Wednesday was another winner for investors in the three mass market retailers that are killing it in the new normal. Target (NYSE:TGT) posted another jaw-dropping quarterly update in the morning, highlighted by a huge 20.7% surge in comparable-store sales. Target's performance follows a blowout report out of larger rival Walmart (NYSE:WMT) earlier this week. Costco Wholesale (NASDAQ:COST) came through with a strong financial update earlier this month.
Target, Walmart, and Costco were retail winners during the early months of the COVID-19 crisis. They remained open as essential retailers, and were magnetic havens for folks stocking up on food, safety supplies, and stay-at-home wares.
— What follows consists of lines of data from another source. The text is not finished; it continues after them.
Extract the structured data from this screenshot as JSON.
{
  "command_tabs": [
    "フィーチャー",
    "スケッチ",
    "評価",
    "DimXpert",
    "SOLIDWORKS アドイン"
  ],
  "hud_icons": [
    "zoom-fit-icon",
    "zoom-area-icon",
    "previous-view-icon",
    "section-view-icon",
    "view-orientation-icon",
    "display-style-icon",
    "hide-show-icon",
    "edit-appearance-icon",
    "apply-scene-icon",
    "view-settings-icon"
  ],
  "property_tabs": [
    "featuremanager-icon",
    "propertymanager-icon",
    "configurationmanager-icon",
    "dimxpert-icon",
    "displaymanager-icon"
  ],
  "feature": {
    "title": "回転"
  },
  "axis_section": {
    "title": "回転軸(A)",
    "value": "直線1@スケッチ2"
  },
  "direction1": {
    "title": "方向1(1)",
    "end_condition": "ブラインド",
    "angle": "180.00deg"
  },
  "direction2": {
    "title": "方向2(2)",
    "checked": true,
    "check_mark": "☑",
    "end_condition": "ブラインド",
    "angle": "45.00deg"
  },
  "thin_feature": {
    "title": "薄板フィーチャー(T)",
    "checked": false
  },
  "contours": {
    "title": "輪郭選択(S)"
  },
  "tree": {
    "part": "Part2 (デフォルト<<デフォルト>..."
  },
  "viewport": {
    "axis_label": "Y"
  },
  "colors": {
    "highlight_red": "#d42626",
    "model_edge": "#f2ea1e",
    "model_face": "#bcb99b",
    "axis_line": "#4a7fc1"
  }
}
However, with most retailers now open and seeing pent-up demand for pre-pandemic pursuits we still see Target, Walmart, and Costco performing at a high level. Shoppers know this, and investors apparently now know this, too.
Right on Target
Wednesday morning's report out of Target was a thing of beauty. Revenue rose 21.3% to hit $22.6 billion, and the increase consisted almost entirely of a 20.7% surge in comparable-store sales. The boom in digital sales -- up 155% at Target over the past year -- is playing the starring role here, but it's not as if foot traffic is phoning it in these days. Sales being fulfilled at the store level still account for 95% of the business.
Comparable in-store traffic has risen 4.5%, but more importantly the average register transaction is clocking in 15.6% higher. This would be spectacular in any scenario, but consider that we are comparing Target now -- waist-deep in a pandemic and thigh-deep in a recession -- to the chain a year ago when the economy was still humming along and the COVID-19 outbreak had yet to materialize.
Target's bottom line is growing even faster. Reported earnings from continuing operations and adjusted earnings soared 46% and 105%, respectively, for the chain's fiscal third quarter.
Walmart's growth wasn't as impressive on Tuesday, but the results still clocked in better than what analysts were expecting. The world's largest retailer saw its revenue climb by a little better than 5% for the same three-month period, fueled by a 6.4% increase for Walmart's U.S. comps and an even heartier 11.1% spike at its Sam's Club warehouse club concept.
Costco won't post its quarterly results until next month, but the warehouse club bellwether puts out monthly updates -- and its latest report was really strong. Adjusted comps rose 14.% for October, and upticks in the low teens have been the norm through the past few months.
Investors taking a risk-averse approach to investing in retail stocks are naturally flocking to what I'll just tag as the MM3 -- the mass market three -- and it's easy to see why. Walmart, Target, and Costco were resilient before the pandemic, and now they're thriving in the current climate. They are growing their sales nicely, and they also offer a little dividend love for income investors.
Target and Walmart are yielding 1.7% and 1.4%, respectively. Costco brings up the rear with its 0.7% yield, but the $10 a share dividend it announced on Monday means it will pay its shareholders more this year than the other two members of the MM3.
Target, Walmart, and Costco have become the new all-weather stocks. Investors are doing well by shopping for stocks where they also happen to be shopping for just about everything else.